Here's to a new year of discovering ourselves, enjoying our solitude, and living with the excitement that each new day could be the day when our world will quake.

Happy new year everyone! :)


Manggy said...

I wrote about something similar near the start of my blog: here. I realize we are kindred spirits, ha ha. I hope you enjoy some of the other entries on my life (it spans, er, a few pages.

But I have to say that you definitely have something concrete to show for your quarter-life of living. Goodness, your patients owe you a lot. And don't sell yourself short with the "oh-I-owe-them-just-as-much-it-was-just-my-job" thing. Whether you like it or not, you're sort of a big deal in the lottery of life, haha :)

Em Dy said...

Amen to all that.

Sabi nga ni Angel Locsin, I want to be complete.

You complete me is ---.

One can be whole alone.

dr_clairebear said...

@manggy: well-meaning parents and relatives sometimes don't know how exasperating their comments can be. I'm just glad I now live in a world where anyone can choose to be all they can be - with or without a partner.

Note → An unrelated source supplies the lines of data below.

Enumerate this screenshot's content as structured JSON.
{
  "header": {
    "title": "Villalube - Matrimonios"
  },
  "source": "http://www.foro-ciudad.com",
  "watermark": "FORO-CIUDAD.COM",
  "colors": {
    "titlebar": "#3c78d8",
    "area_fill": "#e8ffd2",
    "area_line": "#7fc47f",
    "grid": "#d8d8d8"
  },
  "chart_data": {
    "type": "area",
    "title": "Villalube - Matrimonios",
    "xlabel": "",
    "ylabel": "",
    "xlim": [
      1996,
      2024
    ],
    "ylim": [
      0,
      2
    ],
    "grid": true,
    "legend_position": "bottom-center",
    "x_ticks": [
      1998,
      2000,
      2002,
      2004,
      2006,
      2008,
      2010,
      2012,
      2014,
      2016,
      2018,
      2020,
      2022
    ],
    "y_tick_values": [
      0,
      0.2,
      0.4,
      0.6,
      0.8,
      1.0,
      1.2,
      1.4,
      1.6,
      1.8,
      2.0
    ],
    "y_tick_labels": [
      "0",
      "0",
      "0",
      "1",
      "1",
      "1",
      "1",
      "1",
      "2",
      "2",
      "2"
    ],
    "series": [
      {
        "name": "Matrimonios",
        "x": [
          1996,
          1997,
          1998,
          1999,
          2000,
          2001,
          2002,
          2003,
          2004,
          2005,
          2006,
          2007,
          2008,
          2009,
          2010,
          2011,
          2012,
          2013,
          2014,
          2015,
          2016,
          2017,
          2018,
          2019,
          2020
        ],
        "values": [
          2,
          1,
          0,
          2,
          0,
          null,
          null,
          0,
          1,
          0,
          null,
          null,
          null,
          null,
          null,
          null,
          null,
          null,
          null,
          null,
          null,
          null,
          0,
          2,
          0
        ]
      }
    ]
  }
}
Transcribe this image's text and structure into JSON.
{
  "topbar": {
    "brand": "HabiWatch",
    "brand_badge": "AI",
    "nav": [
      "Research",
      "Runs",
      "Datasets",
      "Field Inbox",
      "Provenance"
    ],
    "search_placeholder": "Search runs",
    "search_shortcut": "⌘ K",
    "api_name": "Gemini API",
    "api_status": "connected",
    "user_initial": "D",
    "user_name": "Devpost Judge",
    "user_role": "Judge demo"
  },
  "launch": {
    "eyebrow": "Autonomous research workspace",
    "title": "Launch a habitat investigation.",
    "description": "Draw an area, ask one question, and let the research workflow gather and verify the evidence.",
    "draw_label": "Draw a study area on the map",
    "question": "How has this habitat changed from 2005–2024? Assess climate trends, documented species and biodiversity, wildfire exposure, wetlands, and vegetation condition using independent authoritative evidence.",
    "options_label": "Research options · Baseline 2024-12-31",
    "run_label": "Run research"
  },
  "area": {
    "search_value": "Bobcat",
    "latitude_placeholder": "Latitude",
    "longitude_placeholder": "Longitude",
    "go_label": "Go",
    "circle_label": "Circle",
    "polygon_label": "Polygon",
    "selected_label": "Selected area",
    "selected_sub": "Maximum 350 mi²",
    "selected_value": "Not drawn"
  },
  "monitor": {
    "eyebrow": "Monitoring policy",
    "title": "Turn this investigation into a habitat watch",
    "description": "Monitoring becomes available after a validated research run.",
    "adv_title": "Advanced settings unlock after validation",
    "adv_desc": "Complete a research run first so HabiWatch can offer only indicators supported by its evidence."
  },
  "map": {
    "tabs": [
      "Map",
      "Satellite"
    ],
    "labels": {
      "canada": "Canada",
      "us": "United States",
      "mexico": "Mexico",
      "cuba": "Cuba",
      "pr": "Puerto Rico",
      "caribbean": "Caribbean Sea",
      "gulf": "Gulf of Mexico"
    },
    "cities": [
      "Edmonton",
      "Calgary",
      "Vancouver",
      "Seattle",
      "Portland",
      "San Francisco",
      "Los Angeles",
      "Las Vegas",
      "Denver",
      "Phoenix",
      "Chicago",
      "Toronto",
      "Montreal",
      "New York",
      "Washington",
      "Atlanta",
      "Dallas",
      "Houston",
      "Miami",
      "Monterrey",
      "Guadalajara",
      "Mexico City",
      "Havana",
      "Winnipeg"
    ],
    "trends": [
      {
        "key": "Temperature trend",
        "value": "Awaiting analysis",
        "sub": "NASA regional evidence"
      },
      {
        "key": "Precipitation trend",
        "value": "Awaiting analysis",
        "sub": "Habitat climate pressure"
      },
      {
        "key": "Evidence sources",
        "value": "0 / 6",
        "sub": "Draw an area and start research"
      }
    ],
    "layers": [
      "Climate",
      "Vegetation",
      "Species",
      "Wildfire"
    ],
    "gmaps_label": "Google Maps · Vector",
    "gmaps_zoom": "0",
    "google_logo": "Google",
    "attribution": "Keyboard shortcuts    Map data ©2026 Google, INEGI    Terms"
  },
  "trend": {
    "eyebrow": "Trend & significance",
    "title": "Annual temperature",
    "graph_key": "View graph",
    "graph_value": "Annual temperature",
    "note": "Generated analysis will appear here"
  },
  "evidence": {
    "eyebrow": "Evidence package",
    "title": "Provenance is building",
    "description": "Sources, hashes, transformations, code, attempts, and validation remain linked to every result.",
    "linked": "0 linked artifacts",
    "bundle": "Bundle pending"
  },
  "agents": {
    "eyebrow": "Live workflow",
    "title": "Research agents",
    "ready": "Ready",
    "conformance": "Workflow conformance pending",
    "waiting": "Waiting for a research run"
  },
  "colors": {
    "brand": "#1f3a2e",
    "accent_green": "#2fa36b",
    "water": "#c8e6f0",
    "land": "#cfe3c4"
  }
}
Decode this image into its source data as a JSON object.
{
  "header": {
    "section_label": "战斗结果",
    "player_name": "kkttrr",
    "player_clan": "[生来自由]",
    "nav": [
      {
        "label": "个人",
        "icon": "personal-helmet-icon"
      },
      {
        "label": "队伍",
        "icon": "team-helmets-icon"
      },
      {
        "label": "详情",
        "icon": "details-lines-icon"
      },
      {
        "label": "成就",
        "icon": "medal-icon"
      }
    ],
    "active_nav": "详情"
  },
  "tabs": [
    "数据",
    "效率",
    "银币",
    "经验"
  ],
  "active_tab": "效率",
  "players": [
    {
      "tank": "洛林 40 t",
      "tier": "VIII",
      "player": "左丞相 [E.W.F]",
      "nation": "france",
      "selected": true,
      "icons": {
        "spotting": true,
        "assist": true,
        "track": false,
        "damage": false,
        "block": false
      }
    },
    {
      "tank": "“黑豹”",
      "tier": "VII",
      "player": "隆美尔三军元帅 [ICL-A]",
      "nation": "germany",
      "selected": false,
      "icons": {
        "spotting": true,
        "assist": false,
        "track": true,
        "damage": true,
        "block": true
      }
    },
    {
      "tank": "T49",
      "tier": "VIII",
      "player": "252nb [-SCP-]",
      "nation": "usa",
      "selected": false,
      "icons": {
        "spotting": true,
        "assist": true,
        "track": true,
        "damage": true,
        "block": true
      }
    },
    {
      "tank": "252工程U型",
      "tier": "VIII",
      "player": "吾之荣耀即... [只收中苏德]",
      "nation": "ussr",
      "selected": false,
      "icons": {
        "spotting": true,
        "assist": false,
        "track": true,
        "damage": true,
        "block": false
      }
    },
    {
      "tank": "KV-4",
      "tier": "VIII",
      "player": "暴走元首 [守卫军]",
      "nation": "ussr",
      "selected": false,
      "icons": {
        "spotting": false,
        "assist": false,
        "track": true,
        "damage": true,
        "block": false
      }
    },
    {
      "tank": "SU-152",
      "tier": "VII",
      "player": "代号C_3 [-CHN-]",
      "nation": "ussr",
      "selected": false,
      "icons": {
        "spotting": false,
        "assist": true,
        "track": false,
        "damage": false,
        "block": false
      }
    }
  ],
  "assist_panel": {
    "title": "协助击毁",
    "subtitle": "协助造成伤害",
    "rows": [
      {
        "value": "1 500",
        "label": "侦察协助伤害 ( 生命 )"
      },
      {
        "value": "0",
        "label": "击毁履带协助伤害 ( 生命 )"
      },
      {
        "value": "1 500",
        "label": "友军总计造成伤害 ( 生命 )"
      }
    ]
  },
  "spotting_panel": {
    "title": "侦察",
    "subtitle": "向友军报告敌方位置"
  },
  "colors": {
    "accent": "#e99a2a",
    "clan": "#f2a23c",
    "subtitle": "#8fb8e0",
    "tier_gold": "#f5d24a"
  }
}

@em: your comment reminded me of a book by shel silverstien called "The Missing Piece." if you haven't read it, you should try to get a hold of the copy some time. :) hurrah for the quirkyalones!